Task requirements: The data is to be retyped in full, exactly.

╭─ Extracted data

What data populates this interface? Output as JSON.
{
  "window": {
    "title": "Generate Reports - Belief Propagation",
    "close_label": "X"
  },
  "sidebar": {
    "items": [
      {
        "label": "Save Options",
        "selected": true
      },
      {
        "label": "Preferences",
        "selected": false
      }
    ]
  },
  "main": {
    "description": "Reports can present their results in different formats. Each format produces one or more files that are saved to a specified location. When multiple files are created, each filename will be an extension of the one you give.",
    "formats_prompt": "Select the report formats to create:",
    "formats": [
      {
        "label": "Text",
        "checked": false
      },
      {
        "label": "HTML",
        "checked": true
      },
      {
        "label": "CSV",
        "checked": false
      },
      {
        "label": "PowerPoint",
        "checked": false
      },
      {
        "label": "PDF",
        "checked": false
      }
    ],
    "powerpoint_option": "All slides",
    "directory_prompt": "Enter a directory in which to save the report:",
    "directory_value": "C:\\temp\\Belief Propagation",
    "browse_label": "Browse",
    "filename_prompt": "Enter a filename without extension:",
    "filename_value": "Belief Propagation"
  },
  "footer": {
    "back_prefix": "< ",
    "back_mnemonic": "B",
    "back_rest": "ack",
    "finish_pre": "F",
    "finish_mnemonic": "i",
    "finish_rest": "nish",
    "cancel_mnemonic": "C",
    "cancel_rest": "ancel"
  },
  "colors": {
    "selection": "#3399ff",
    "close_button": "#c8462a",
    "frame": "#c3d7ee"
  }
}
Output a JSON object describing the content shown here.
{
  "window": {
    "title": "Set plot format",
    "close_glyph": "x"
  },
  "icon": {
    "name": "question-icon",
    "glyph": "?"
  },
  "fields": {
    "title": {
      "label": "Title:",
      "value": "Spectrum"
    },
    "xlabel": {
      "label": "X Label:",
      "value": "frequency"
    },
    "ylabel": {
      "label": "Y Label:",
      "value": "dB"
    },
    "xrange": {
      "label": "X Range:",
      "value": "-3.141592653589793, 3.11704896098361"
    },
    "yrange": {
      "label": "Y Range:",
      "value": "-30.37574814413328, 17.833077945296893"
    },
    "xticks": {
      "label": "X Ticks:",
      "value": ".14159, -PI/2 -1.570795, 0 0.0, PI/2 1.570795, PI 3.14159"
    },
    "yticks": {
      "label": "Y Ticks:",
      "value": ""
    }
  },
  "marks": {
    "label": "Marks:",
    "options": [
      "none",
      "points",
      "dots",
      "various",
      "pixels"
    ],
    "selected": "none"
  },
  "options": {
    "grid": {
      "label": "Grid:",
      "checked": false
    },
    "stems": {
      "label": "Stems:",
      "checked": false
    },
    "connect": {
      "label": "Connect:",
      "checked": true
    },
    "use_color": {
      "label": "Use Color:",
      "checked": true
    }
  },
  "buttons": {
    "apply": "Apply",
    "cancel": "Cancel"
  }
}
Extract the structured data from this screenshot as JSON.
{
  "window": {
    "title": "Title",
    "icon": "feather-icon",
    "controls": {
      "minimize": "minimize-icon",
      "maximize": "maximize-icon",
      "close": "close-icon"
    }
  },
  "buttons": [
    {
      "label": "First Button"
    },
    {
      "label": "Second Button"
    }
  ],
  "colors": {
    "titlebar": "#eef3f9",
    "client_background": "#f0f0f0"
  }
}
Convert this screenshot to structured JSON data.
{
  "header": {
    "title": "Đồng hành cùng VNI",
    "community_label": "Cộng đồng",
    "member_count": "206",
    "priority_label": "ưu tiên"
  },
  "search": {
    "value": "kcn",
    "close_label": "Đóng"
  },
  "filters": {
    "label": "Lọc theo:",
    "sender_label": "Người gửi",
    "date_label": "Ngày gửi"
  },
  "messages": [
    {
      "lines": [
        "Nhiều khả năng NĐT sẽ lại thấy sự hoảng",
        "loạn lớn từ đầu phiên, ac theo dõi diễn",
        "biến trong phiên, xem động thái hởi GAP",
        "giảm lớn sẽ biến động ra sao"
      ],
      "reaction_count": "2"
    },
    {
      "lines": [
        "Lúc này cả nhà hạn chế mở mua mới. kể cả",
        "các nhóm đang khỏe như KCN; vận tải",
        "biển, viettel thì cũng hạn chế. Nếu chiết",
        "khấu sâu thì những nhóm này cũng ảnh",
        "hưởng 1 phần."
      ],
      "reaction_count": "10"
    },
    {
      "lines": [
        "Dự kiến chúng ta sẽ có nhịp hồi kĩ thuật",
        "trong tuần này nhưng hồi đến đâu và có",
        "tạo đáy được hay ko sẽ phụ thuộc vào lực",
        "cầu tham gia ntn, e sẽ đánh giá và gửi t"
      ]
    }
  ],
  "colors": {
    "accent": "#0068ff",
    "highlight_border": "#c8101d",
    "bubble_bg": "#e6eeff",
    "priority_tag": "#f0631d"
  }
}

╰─

Response for this exercise:
What data populates this interface? Output as JSON.
{
  "window": {
    "title": "Generate Reports - Belief Propagation",
    "close_label": "X"
  },
  "sidebar": {
    "items": [
      {
        "label": "Save Options",
        "selected": true
      },
      {
        "label": "Preferences",
        "selected": false
      }
    ]
  },
  "main": {
    "description": "Reports can present their results in different formats. Each format produces one or more files that are saved to a specified location. When multiple files are created, each filename will be an extension of the one you give.",
    "formats_prompt": "Select the report formats to create:",
    "formats": [
      {
        "label": "Text",
        "checked": false
      },
      {
        "label": "HTML",
        "checked": true
      },
      {
        "label": "CSV",
        "checked": false
      },
      {
        "label": "PowerPoint",
        "checked": false
      },
      {
        "label": "PDF",
        "checked": false
      }
    ],
    "powerpoint_option": "All slides",
    "directory_prompt": "Enter a directory in which to save the report:",
    "directory_value": "C:\\temp\\Belief Propagation",
    "browse_label": "Browse",
    "filename_prompt": "Enter a filename without extension:",
    "filename_value": "Belief Propagation"
  },
  "footer": {
    "back_prefix": "< ",
    "back_mnemonic": "B",
    "back_rest": "ack",
    "finish_pre": "F",
    "finish_mnemonic": "i",
    "finish_rest": "nish",
    "cancel_mnemonic": "C",
    "cancel_rest": "ancel"
  },
  "colors": {
    "selection": "#3399ff",
    "close_button": "#c8462a",
    "frame": "#c3d7ee"
  }
}
Output a JSON object describing the content shown here.
{
  "window": {
    "title": "Set plot format",
    "close_glyph": "x"
  },
  "icon": {
    "name": "question-icon",
    "glyph": "?"
  },
  "fields": {
    "title": {
      "label": "Title:",
      "value": "Spectrum"
    },
    "xlabel": {
      "label": "X Label:",
      "value": "frequency"
    },
    "ylabel": {
      "label": "Y Label:",
      "value": "dB"
    },
    "xrange": {
      "label": "X Range:",
      "value": "-3.141592653589793, 3.11704896098361"
    },
    "yrange": {
      "label": "Y Range:",
      "value": "-30.37574814413328, 17.833077945296893"
    },
    "xticks": {
      "label": "X Ticks:",
      "value": ".14159, -PI/2 -1.570795, 0 0.0, PI/2 1.570795, PI 3.14159"
    },
    "yticks": {
      "label": "Y Ticks:",
      "value": ""
    }
  },
  "marks": {
    "label": "Marks:",
    "options": [
      "none",
      "points",
      "dots",
      "various",
      "pixels"
    ],
    "selected": "none"
  },
  "options": {
    "grid": {
      "label": "Grid:",
      "checked": false
    },
    "stems": {
      "label": "Stems:",
      "checked": false
    },
    "connect": {
      "label": "Connect:",
      "checked": true
    },
    "use_color": {
      "label": "Use Color:",
      "checked": true
    }
  },
  "buttons": {
    "apply": "Apply",
    "cancel": "Cancel"
  }
}
Extract the structured data from this screenshot as JSON.
{
  "window": {
    "title": "Title",
    "icon": "feather-icon",
    "controls": {
      "minimize": "minimize-icon",
      "maximize": "maximize-icon",
      "close": "close-icon"
    }
  },
  "buttons": [
    {
      "label": "First Button"
    },
    {
      "label": "Second Button"
    }
  ],
  "colors": {
    "titlebar": "#eef3f9",
    "client_background": "#f0f0f0"
  }
}
Convert this screenshot to structured JSON data.
{
  "header": {
    "title": "Đồng hành cùng VNI",
    "community_label": "Cộng đồng",
    "member_count": "206",
    "priority_label": "ưu tiên"
  },
  "search": {
    "value": "kcn",
    "close_label": "Đóng"
  },
  "filters": {
    "label": "Lọc theo:",
    "sender_label": "Người gửi",
    "date_label": "Ngày gửi"
  },
  "messages": [
    {
      "lines": [
        "Nhiều khả năng NĐT sẽ lại thấy sự hoảng",
        "loạn lớn từ đầu phiên, ac theo dõi diễn",
        "biến trong phiên, xem động thái hởi GAP",
        "giảm lớn sẽ biến động ra sao"
      ],
      "reaction_count": "2"
    },
    {
      "lines": [
        "Lúc này cả nhà hạn chế mở mua mới. kể cả",
        "các nhóm đang khỏe như KCN; vận tải",
        "biển, viettel thì cũng hạn chế. Nếu chiết",
        "khấu sâu thì những nhóm này cũng ảnh",
        "hưởng 1 phần."
      ],
      "reaction_count": "10"
    },
    {
      "lines": [
        "Dự kiến chúng ta sẽ có nhịp hồi kĩ thuật",
        "trong tuần này nhưng hồi đến đâu và có",
        "tạo đáy được hay ko sẽ phụ thuộc vào lực",
        "cầu tham gia ntn, e sẽ đánh giá và gửi t"
      ]
    }
  ],
  "colors": {
    "accent": "#0068ff",
    "highlight_border": "#c8101d",
    "bubble_bg": "#e6eeff",
    "priority_tag": "#f0631d"
  }
}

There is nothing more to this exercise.